Pressure is mounting on the Government to introduce a boiler scrappage scheme to address the problem of carbon emissions.


An independent report commissioned by OFTEC (Oil Firing Technical Association) shows that a replacement boiler scheme would be 5 times more successful at reducing carbon emissions than the current Renewable Heat Incentive. Comparisons were based on either:

  • Renewable heat technology part funded by RHI
  • or a new high efficiency condensing oil boiler


RHI payments to encourage householders to install renewable energy systems are normally around £5,000 and the householder has to find around £7,000 in upfront costs, and can expect their annual heating bill to triple in size from £564 to £1,453 a year.


The same £5,000 could benefit 12 households wanting to upgrade their existing oil fired boilers by introducing a £400 cash back scheme, the upfront costs would be in the region of £1,600 and their annual fuel bill would reduce by about £158 a year (based on the current average annual price of heating oil).

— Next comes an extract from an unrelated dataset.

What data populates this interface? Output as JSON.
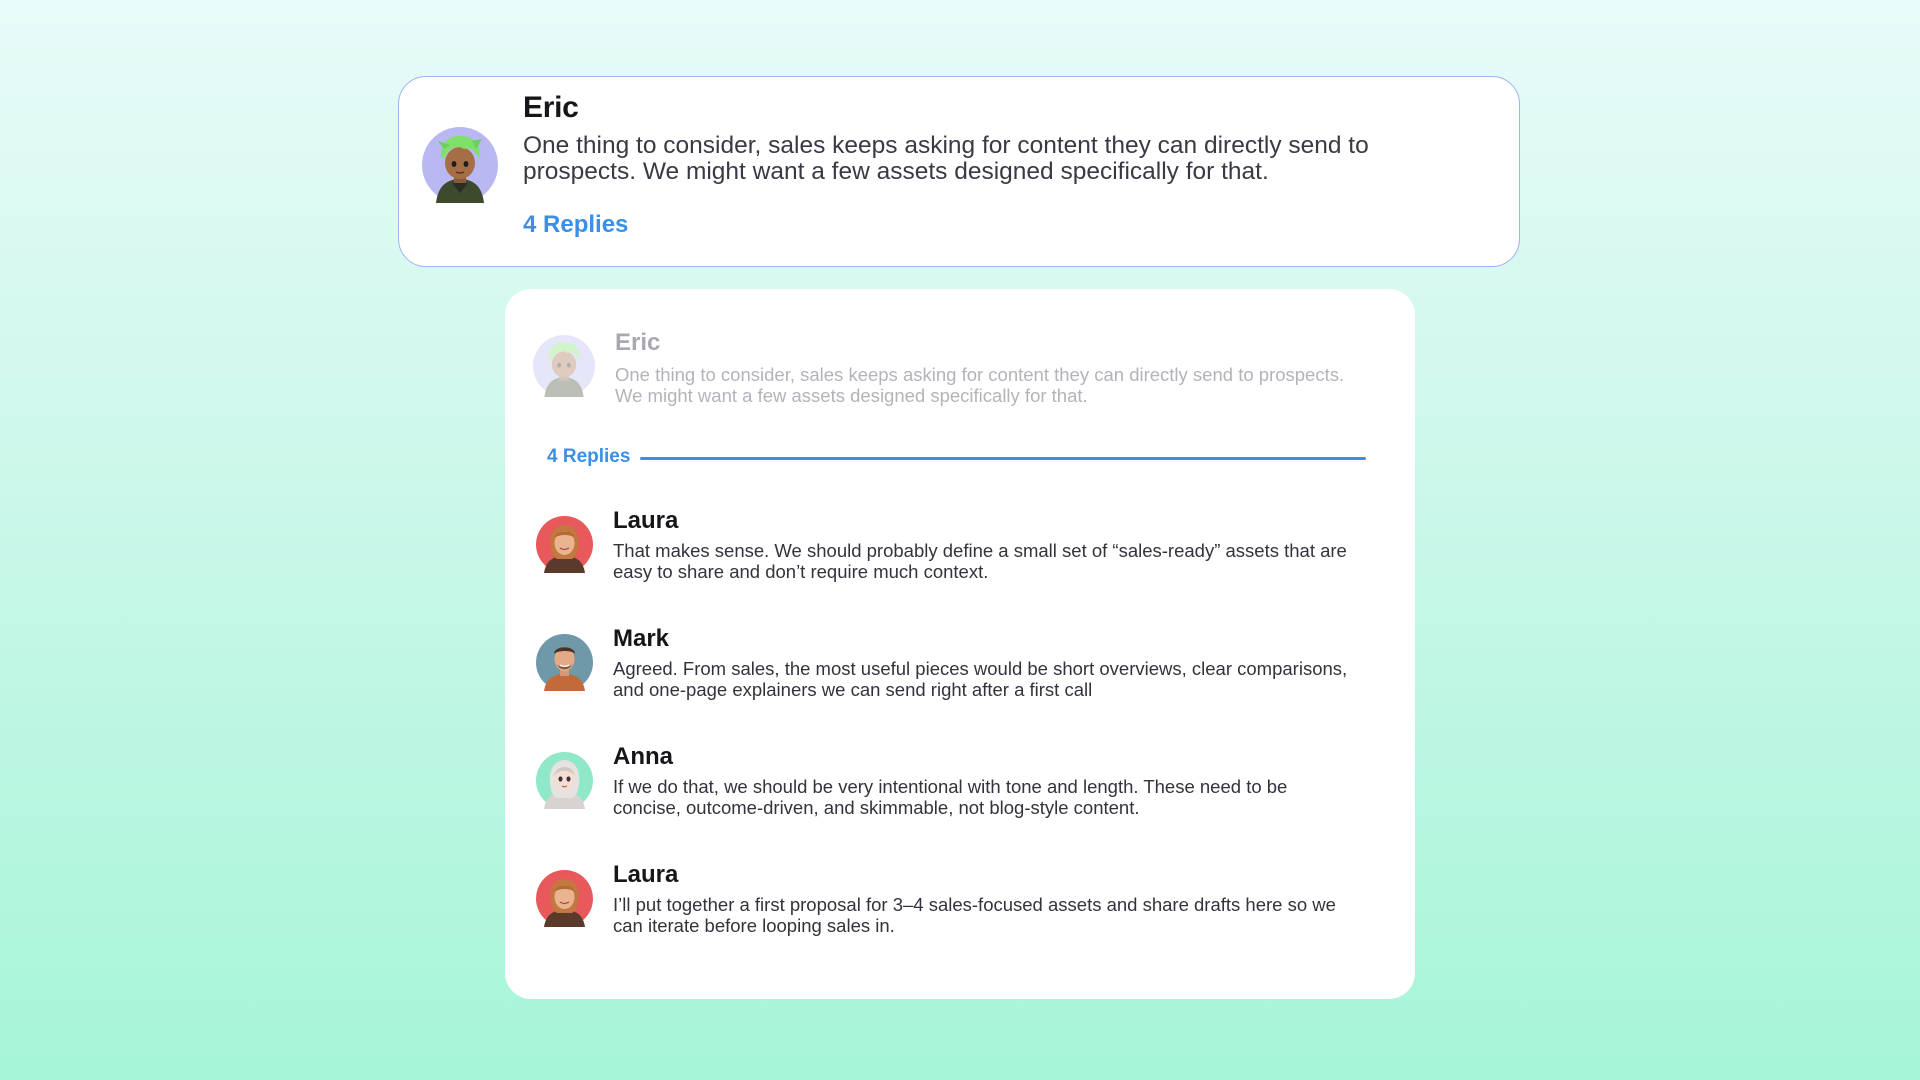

Importantly from an ecological point of view the carbon savings for all 12 homes would be 19.56 tonnes every year, compared to just 3.49 tonnes for the single ASHP home – a 560% improvement in carbon reduction.


Jeremy Hawksley, director general of OFTEC, the oil fired technical association, said: “It’s difficult to ignore the compelling argument for a national boiler replacement scheme that our research provides. By continuing to fund the flagging RHI (and ignoring boiler replacement) the government is forfeiting the chance to save 16.07 tonnes of carbon dioxide per annum for every £5,000 of expenditure. For Boiler replacements in Launceston call Neil Murton Plumbing on 07969 349 882.


“The UK needs carbon reduction and energy efficiency schemes which will make a decisive change. We believe that many homeowners would buy into the concept of bringing forward their boiler replacement because it would reduce their heating bills and is good for the environment.


“Unless you are very wealthy, the domestic RHI is unattractive due to the high installation costs of renewable heating technologies like heat pumps; the disruption installation often means for homes (e.g. new large radiators or underfloor heating, improved insulation) and consumers’ energy bills actually increase.


“A simple boiler replacement scheme would be more affordable and easier to implement for homeowners, so take up would be much higher, resulting in a far higher cumulative reduction in carbon emissions.”